*** Opening Input data ***
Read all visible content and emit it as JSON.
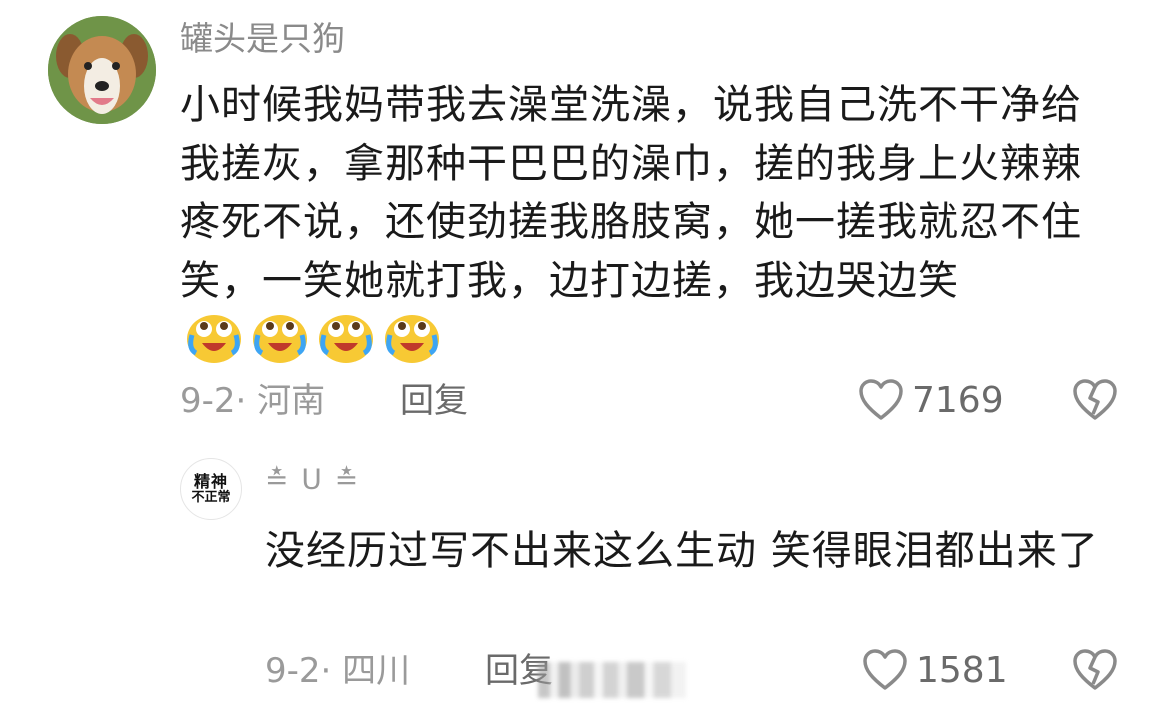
{
  "main_comment": {
    "username": "罐头是只狗",
    "text": "小时候我妈带我去澡堂洗澡，说我自己洗不干净给我搓灰，拿那种干巴巴的澡巾，搓的我身上火辣辣疼死不说，还使劲搓我胳肢窝，她一搓我就忍不住笑，一笑她就打我，边打边搓，我边哭边笑",
    "emojis": [
      "crying-laughing-emoji",
      "crying-laughing-emoji",
      "crying-laughing-emoji",
      "crying-laughing-emoji"
    ],
    "date_location": "9-2· 河南",
    "reply_label": "回复",
    "likes": "7169"
  },
  "reply_comment": {
    "avatar_text_line1": "精神",
    "avatar_text_line2": "不正常",
    "username": "≛ ᑌ ≛",
    "text": "没经历过写不出来这么生动 笑得眼泪都出来了",
    "date_location": "9-2· 四川",
    "reply_label": "回复",
    "likes": "1581"
  },
  "icons": {
    "like": "heart-outline-icon",
    "dislike": "broken-heart-icon"
  },
  "colors": {
    "meta_gray": "#9a9a9a",
    "text": "#1a1a1a",
    "username_gray": "#8a8a8a"
  }
}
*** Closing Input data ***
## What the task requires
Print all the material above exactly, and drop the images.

## Final answer
Read all visible content and emit it as JSON.
{
  "main_comment": {
    "username": "罐头是只狗",
    "text": "小时候我妈带我去澡堂洗澡，说我自己洗不干净给我搓灰，拿那种干巴巴的澡巾，搓的我身上火辣辣疼死不说，还使劲搓我胳肢窝，她一搓我就忍不住笑，一笑她就打我，边打边搓，我边哭边笑",
    "emojis": [
      "crying-laughing-emoji",
      "crying-laughing-emoji",
      "crying-laughing-emoji",
      "crying-laughing-emoji"
    ],
    "date_location": "9-2· 河南",
    "reply_label": "回复",
    "likes": "7169"
  },
  "reply_comment": {
    "avatar_text_line1": "精神",
    "avatar_text_line2": "不正常",
    "username": "≛ ᑌ ≛",
    "text": "没经历过写不出来这么生动 笑得眼泪都出来了",
    "date_location": "9-2· 四川",
    "reply_label": "回复",
    "likes": "1581"
  },
  "icons": {
    "like": "heart-outline-icon",
    "dislike": "broken-heart-icon"
  },
  "colors": {
    "meta_gray": "#9a9a9a",
    "text": "#1a1a1a",
    "username_gray": "#8a8a8a"
  }
}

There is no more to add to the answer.